Task description: Give only the number of lines below that contain the word "Printstar".

◆ ◆ ◆

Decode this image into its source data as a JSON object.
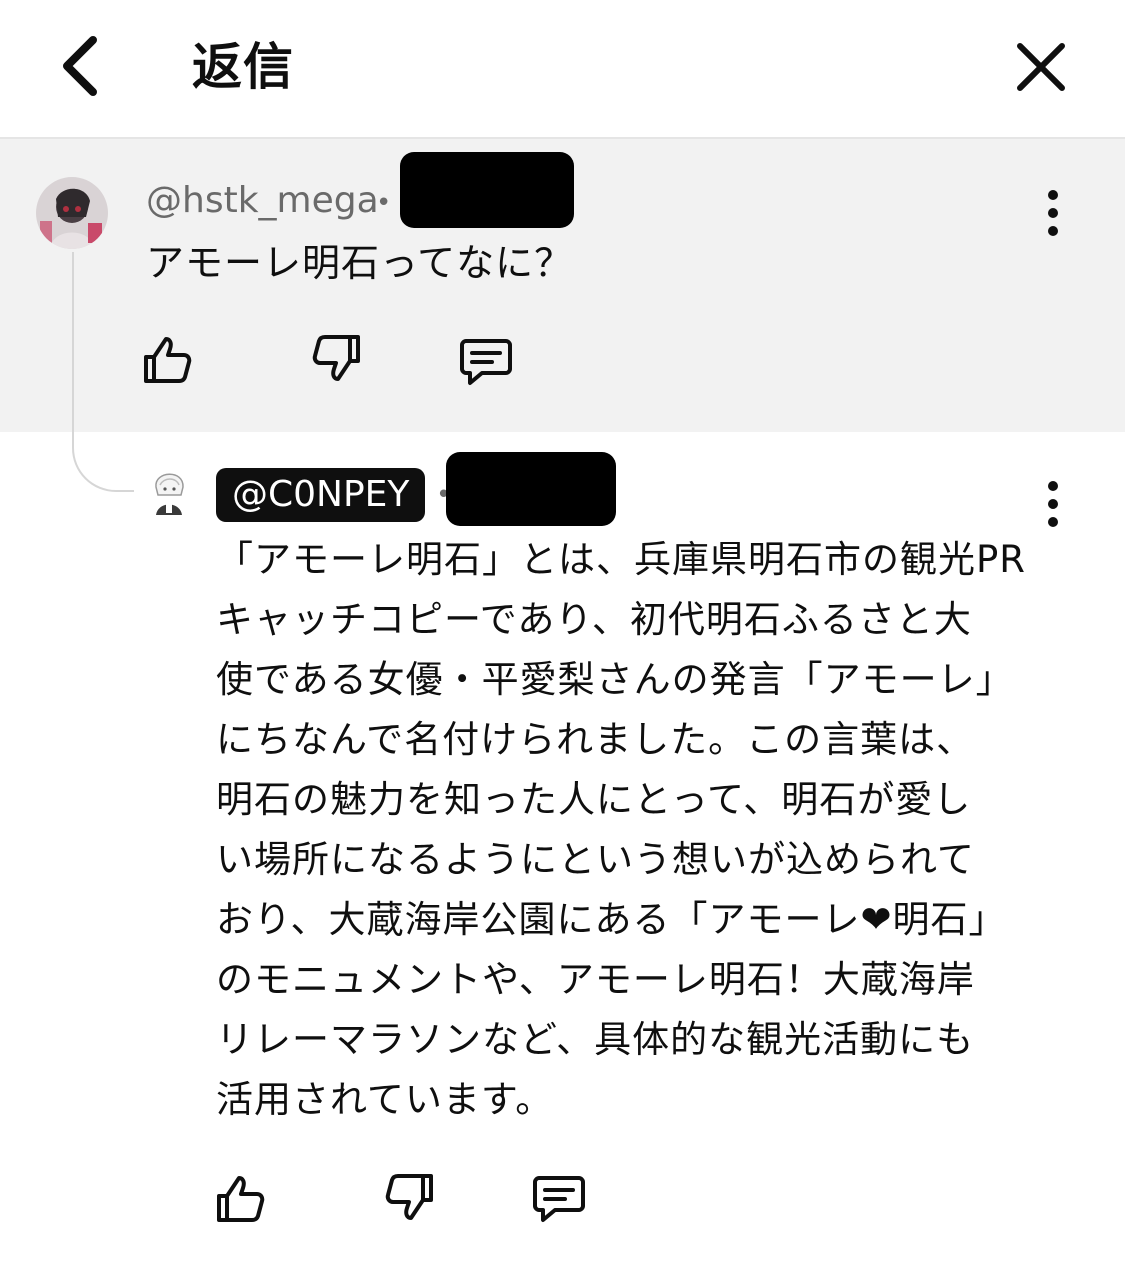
{
  "header": {
    "title": "返信",
    "back_icon": "chevron-left-icon",
    "close_icon": "close-icon"
  },
  "parent_comment": {
    "handle": "@hstk_mega",
    "separator": "•",
    "text": "アモーレ明石ってなに？",
    "actions": [
      "like-icon",
      "dislike-icon",
      "reply-icon"
    ]
  },
  "reply_comment": {
    "handle": "@C0NPEY",
    "separator": "•",
    "lines": [
      "「アモーレ明石」とは、兵庫県明石市の観光PR",
      "キャッチコピーであり、初代明石ふるさと大",
      "使である女優・平愛梨さんの発言「アモーレ」",
      "にちなんで名付けられました。この言葉は、",
      "明石の魅力を知った人にとって、明石が愛し",
      "い場所になるようにという想いが込められて",
      "おり、大蔵海岸公園にある「アモーレ❤明石」",
      "のモニュメントや、アモーレ明石！大蔵海岸",
      "リレーマラソンなど、具体的な観光活動にも",
      "活用されています。"
    ],
    "actions": [
      "like-icon",
      "dislike-icon",
      "reply-icon"
    ]
  },
  "colors": {
    "parent_background": "#f2f2f2",
    "text": "#0f0f0f",
    "secondary_text": "#6a6a6a",
    "handle_badge": "#0f0f0f",
    "redaction": "#000000"
  }
}
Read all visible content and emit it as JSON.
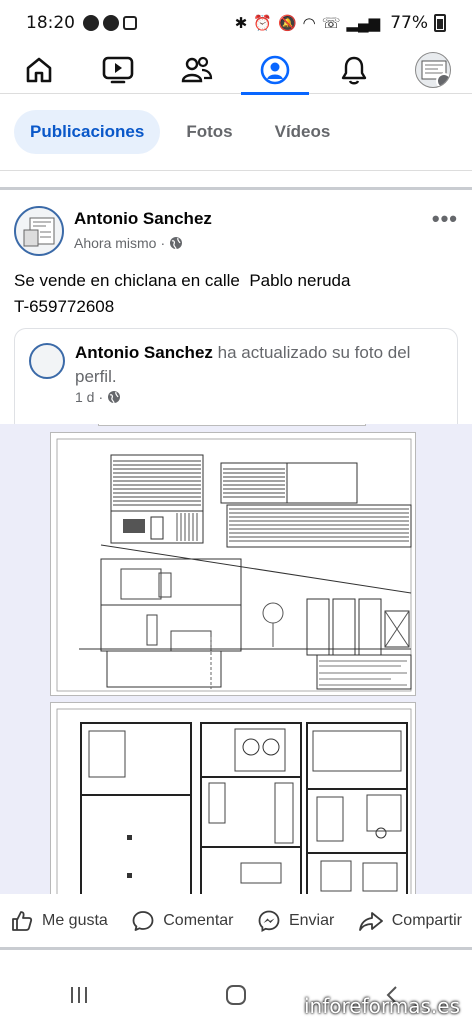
{
  "status_bar": {
    "time": "18:20",
    "battery": "77%"
  },
  "nav": {
    "items": [
      "home-icon",
      "video-icon",
      "friends-icon",
      "profile-icon",
      "notifications-icon",
      "menu-avatar"
    ]
  },
  "tabs": [
    {
      "label": "Publicaciones",
      "active": true
    },
    {
      "label": "Fotos",
      "active": false
    },
    {
      "label": "Vídeos",
      "active": false
    }
  ],
  "post": {
    "author": "Antonio Sanchez",
    "time": "Ahora mismo",
    "text_line1": "Se vende en chiclana en calle  Pablo neruda",
    "text_line2": "T-659772608",
    "more": "•••"
  },
  "shared": {
    "author": "Antonio Sanchez",
    "action": " ha actualizado su foto del perfil.",
    "time": "1 d"
  },
  "actions": {
    "like": "Me gusta",
    "comment": "Comentar",
    "send": "Enviar",
    "share": "Compartir"
  },
  "watermark": "inforeformas.es",
  "colors": {
    "accent": "#0866ff",
    "tab_active_bg": "#e7f0fc",
    "image_bg": "#ecedf9"
  }
}
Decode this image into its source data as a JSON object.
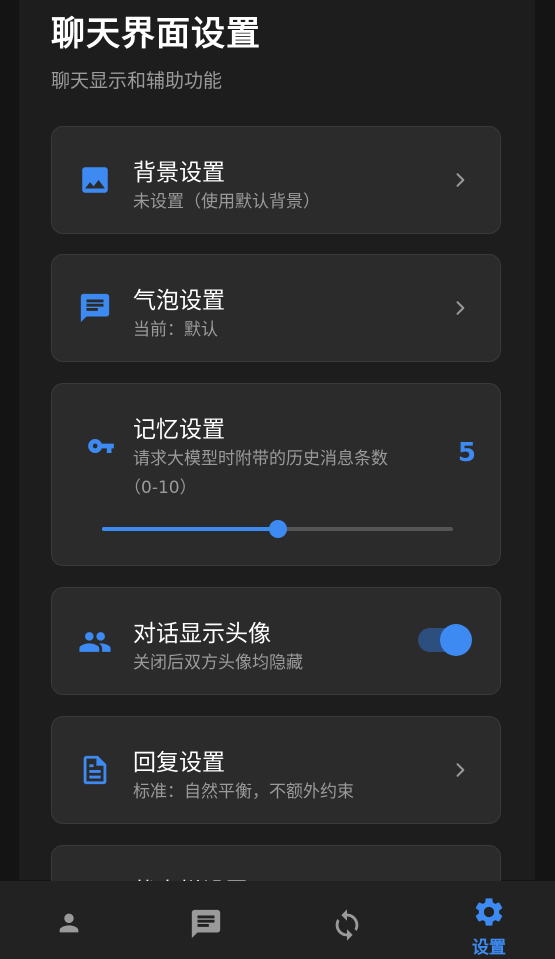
{
  "page": {
    "title": "聊天界面设置",
    "subtitle": "聊天显示和辅助功能"
  },
  "colors": {
    "accent": "#3d8bf2",
    "card_background": "#2b2b2b",
    "page_background": "#141414"
  },
  "cards": {
    "background": {
      "icon": "image-icon",
      "title": "背景设置",
      "subtitle": "未设置（使用默认背景）"
    },
    "bubble": {
      "icon": "message-icon",
      "title": "气泡设置",
      "subtitle": "当前：默认"
    },
    "memory": {
      "icon": "key-icon",
      "title": "记忆设置",
      "subtitle_line1": "请求大模型时附带的历史消息条数",
      "subtitle_line2": "（0-10）",
      "value": "5",
      "slider_value": 5,
      "slider_min": 0,
      "slider_max": 10
    },
    "avatar": {
      "icon": "people-icon",
      "title": "对话显示头像",
      "subtitle": "关闭后双方头像均隐藏",
      "enabled": true
    },
    "reply": {
      "icon": "document-icon",
      "title": "回复设置",
      "subtitle": "标准：自然平衡，不额外约束"
    },
    "status": {
      "title": "状态栏设置"
    }
  },
  "bottom_nav": {
    "items": [
      {
        "icon": "person-icon",
        "label": ""
      },
      {
        "icon": "chat-icon",
        "label": ""
      },
      {
        "icon": "sync-icon",
        "label": ""
      },
      {
        "icon": "gear-icon",
        "label": "设置",
        "active": true
      }
    ]
  }
}
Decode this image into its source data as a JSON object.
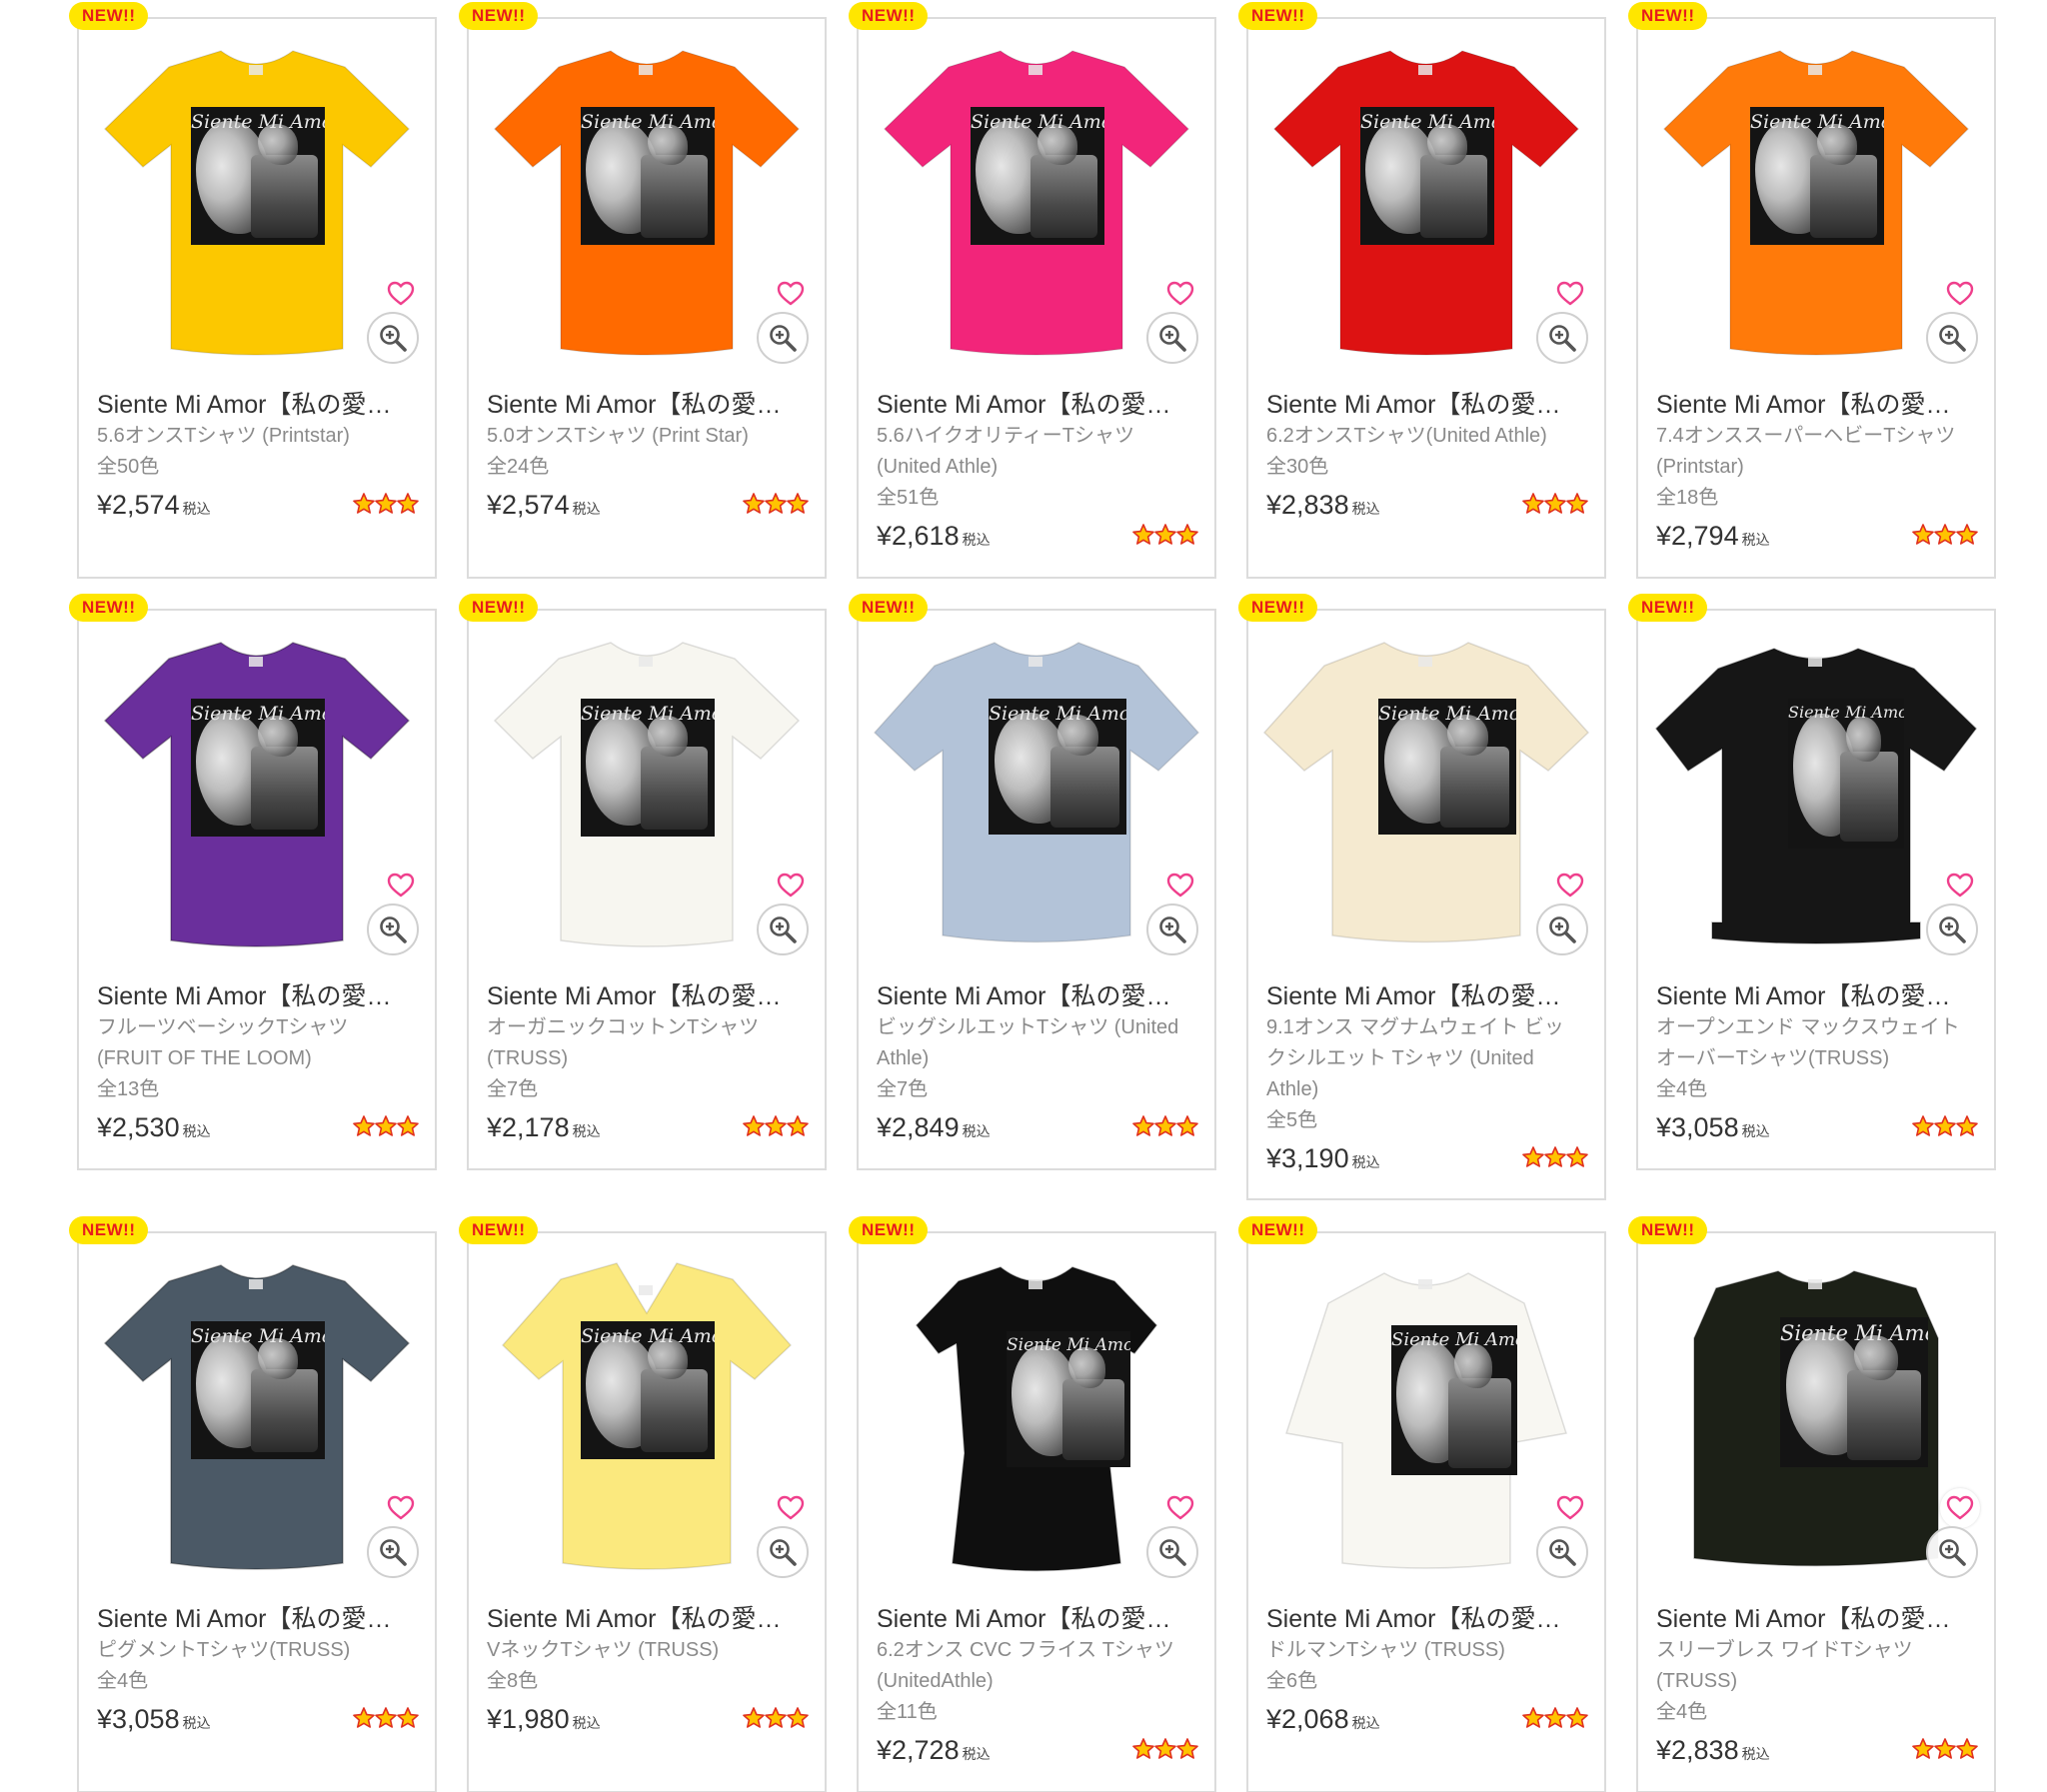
{
  "badge_label": "NEW!!",
  "tax_label": "税込",
  "products": [
    {
      "title": "Siente Mi Amor【私の愛…",
      "sub": "5.6オンスTシャツ (Printstar)",
      "colors": "全50色",
      "price": "¥2,574",
      "shirt_color": "#fcc800"
    },
    {
      "title": "Siente Mi Amor【私の愛…",
      "sub": "5.0オンスTシャツ (Print Star)",
      "colors": "全24色",
      "price": "¥2,574",
      "shirt_color": "#ff6a00"
    },
    {
      "title": "Siente Mi Amor【私の愛…",
      "sub": "5.6ハイクオリティーTシャツ (United Athle)",
      "colors": "全51色",
      "price": "¥2,618",
      "shirt_color": "#f2257a"
    },
    {
      "title": "Siente Mi Amor【私の愛…",
      "sub": "6.2オンスTシャツ(United Athle)",
      "colors": "全30色",
      "price": "¥2,838",
      "shirt_color": "#dd1212"
    },
    {
      "title": "Siente Mi Amor【私の愛…",
      "sub": "7.4オンススーパーヘビーTシャツ (Printstar)",
      "colors": "全18色",
      "price": "¥2,794",
      "shirt_color": "#ff7a0a"
    },
    {
      "title": "Siente Mi Amor【私の愛…",
      "sub": "フルーツベーシックTシャツ (FRUIT OF THE LOOM)",
      "colors": "全13色",
      "price": "¥2,530",
      "shirt_color": "#6a2f9c"
    },
    {
      "title": "Siente Mi Amor【私の愛…",
      "sub": "オーガニックコットンTシャツ (TRUSS)",
      "colors": "全7色",
      "price": "¥2,178",
      "shirt_color": "#f7f6f0"
    },
    {
      "title": "Siente Mi Amor【私の愛…",
      "sub": "ビッグシルエットTシャツ (United Athle)",
      "colors": "全7色",
      "price": "¥2,849",
      "shirt_color": "#b3c3d8"
    },
    {
      "title": "Siente Mi Amor【私の愛…",
      "sub": "9.1オンス マグナムウェイト ビッグシルエット Tシャツ (United Athle)",
      "colors": "全5色",
      "price": "¥3,190",
      "shirt_color": "#f5ead0"
    },
    {
      "title": "Siente Mi Amor【私の愛…",
      "sub": "オープンエンド マックスウェイト オーバーTシャツ(TRUSS)",
      "colors": "全4色",
      "price": "¥3,058",
      "shirt_color": "#161616"
    },
    {
      "title": "Siente Mi Amor【私の愛…",
      "sub": "ピグメントTシャツ(TRUSS)",
      "colors": "全4色",
      "price": "¥3,058",
      "shirt_color": "#4b5966"
    },
    {
      "title": "Siente Mi Amor【私の愛…",
      "sub": "VネックTシャツ (TRUSS)",
      "colors": "全8色",
      "price": "¥1,980",
      "shirt_color": "#fbe97e"
    },
    {
      "title": "Siente Mi Amor【私の愛…",
      "sub": "6.2オンス CVC フライス Tシャツ (UnitedAthle)",
      "colors": "全11色",
      "price": "¥2,728",
      "shirt_color": "#0f0f0f"
    },
    {
      "title": "Siente Mi Amor【私の愛…",
      "sub": "ドルマンTシャツ (TRUSS)",
      "colors": "全6色",
      "price": "¥2,068",
      "shirt_color": "#f8f7f2"
    },
    {
      "title": "Siente Mi Amor【私の愛…",
      "sub": "スリーブレス ワイドTシャツ (TRUSS)",
      "colors": "全4色",
      "price": "¥2,838",
      "shirt_color": "#1c2017"
    }
  ]
}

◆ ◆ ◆

Exercise result: 2